Spencer continued, "She brought back the results. She was like, 'it's amazing how many people responded to this, because I've done the same thing in other (communities) like Bemidji, for example.' So they did the same thing, online survey, and got 85 responses. We had over 350 … (Parks) are always something that adds to the community. You see people out using them, and then we add to them and do different things. It keeps people coming back to the parks, and it's part of your quality of life. Anywhere you live — it doesn't matter if it's Perham or Minneapolis — it's part of your quality of life."
With a plan that addresses both needs and wants of the community, Spencer hopes that park improvements will continue to contribute to the quality of life for Perham community members.
This plan, created by Reiner with the assistance of the system planning team, identified five different system goals based on the 2022 community surveys: Accessibility, high quality and a variety of facilities, distribution, trail network and safety. The survey also identified three different priorities for future park, trail and open space improvements: expanding both walking and biking trail systems, updating existing parks and public access/improvements to a swimming beach.
This plan also identified several parks and open space objectives. They are as follows:
- Link all park systems with a bike path, trail or sidewalk system.
- Work with and create a joint board with the school district to increase the use of park spaces.
- Have a 7-10 acre park in all four city quadrants with multi-purpose facilities.
- Pedestrian access to parks near new housing construction.
- Maintain open space.
- Add recreational equipment throughout the existing parks.
- Find parks in the most convenient spaces for the community.
- Make sure parks take advantage of the natural environment, such as waterways.
The plan states that, in one to four years, the city aims to make sure facilities are high enough quality to keep up with the pace of demand. These short-term plans include focusing on shorter trail connections and upgrading/maintaining already existing amenities and restrooms.
In the long-term for the next 5-10 years, the city plans to focus on providing a variety of activities, increasing the trail system and creating a campground.
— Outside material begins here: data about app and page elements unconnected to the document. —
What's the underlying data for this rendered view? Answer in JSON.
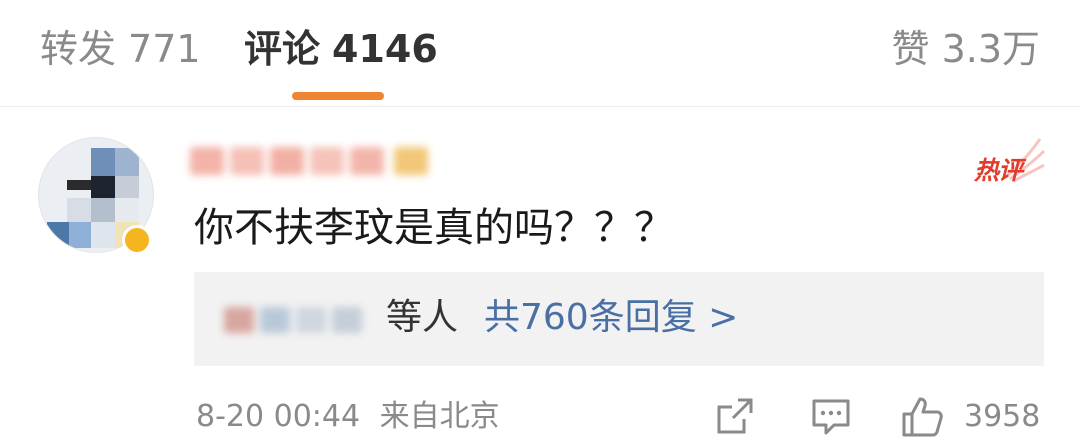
{
  "tabs": {
    "repost": {
      "label": "转发",
      "count": "771"
    },
    "comment": {
      "label": "评论",
      "count": "4146"
    },
    "like": {
      "label": "赞",
      "count": "3.3万"
    }
  },
  "comment": {
    "username_label": "",
    "hot_badge": "热评",
    "text": "你不扶李玟是真的吗？？？",
    "replies": {
      "names_suffix": "等人",
      "count_label": "共760条回复 >"
    },
    "timestamp": "8-20 00:44",
    "location": "来自北京",
    "like_count": "3958",
    "icons": [
      "share-icon",
      "comment-icon",
      "thumbs-up-icon"
    ],
    "colors": {
      "accent": "#ef8433",
      "hot": "#e23c2c",
      "link": "#4a6fa5"
    }
  }
}
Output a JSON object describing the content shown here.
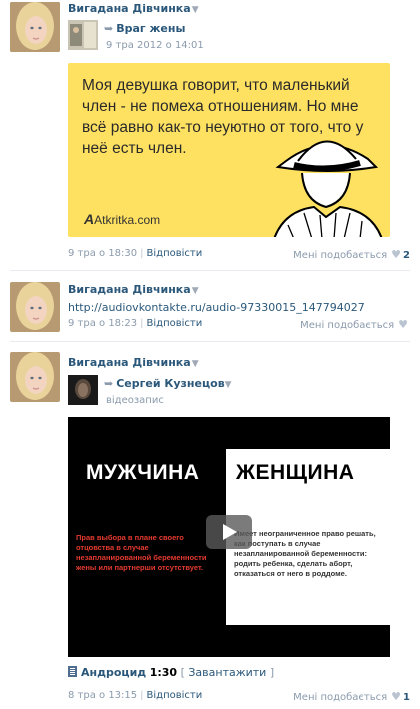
{
  "posts": [
    {
      "author": "Вигадана Дівчинка",
      "repost": {
        "name": "Враг жены",
        "date": "9 тра 2012 о 14:01"
      },
      "image": {
        "text": "Моя девушка говорит, что маленький член - не помеха отношениям. Но мне всё равно как-то неуютно от того, что у неё есть член.",
        "logo": "Atkritka.com"
      },
      "footer": {
        "time": "9 тра о 18:30",
        "reply": "Відповісти",
        "like": "Мені подобається",
        "count": "2"
      }
    },
    {
      "author": "Вигадана Дівчинка",
      "link": "http://audiovkontakte.ru/audio-97330015_147794027",
      "footer": {
        "time": "9 тра о 18:23",
        "reply": "Відповісти",
        "like": "Мені подобається",
        "count": ""
      }
    },
    {
      "author": "Вигадана Дівчинка",
      "repost": {
        "name": "Сергей Кузнецов",
        "type": "відеозапис"
      },
      "video": {
        "title_left": "МУЖЧИНА",
        "title_right": "ЖЕНЩИНА",
        "text_left": "Прав выбора в плане своего отцовства в случае незапланированной беременности жены или партнерши отсутствует.",
        "text_right": "Имеет неограниченное право решать, как поступать в случае незапланированной беременности: родить ребенка, сделать аборт, отказаться от него в роддоме."
      },
      "audio": {
        "name": "Андроцид",
        "duration": "1:30",
        "download": "Завантажити"
      },
      "footer": {
        "time": "8 тра о 13:15",
        "reply": "Відповісти",
        "like": "Мені подобається",
        "count": "1"
      }
    }
  ],
  "colors": {
    "link": "#2b587a",
    "muted": "#8a9aac",
    "meme_bg": "#ffe161"
  }
}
"The long-range plan, it gives us a road map of where we want to be in 15 years, 10 years," Spencer said. "It's not like, 'in five years, we're going to build this.' It's nothing quite like that. It's more: 'This is what people want.'"
Once the weather starts to warm up, more specific improvements and changes to the parks will be discussed by the board using the master plan as a guide.
In the meantime, if the public wishes to financially contribute toward the development of parks in the community, they can participate in the Adopt-A-Park program. For more information, either visit the city website or give them a call at 218-346-4455.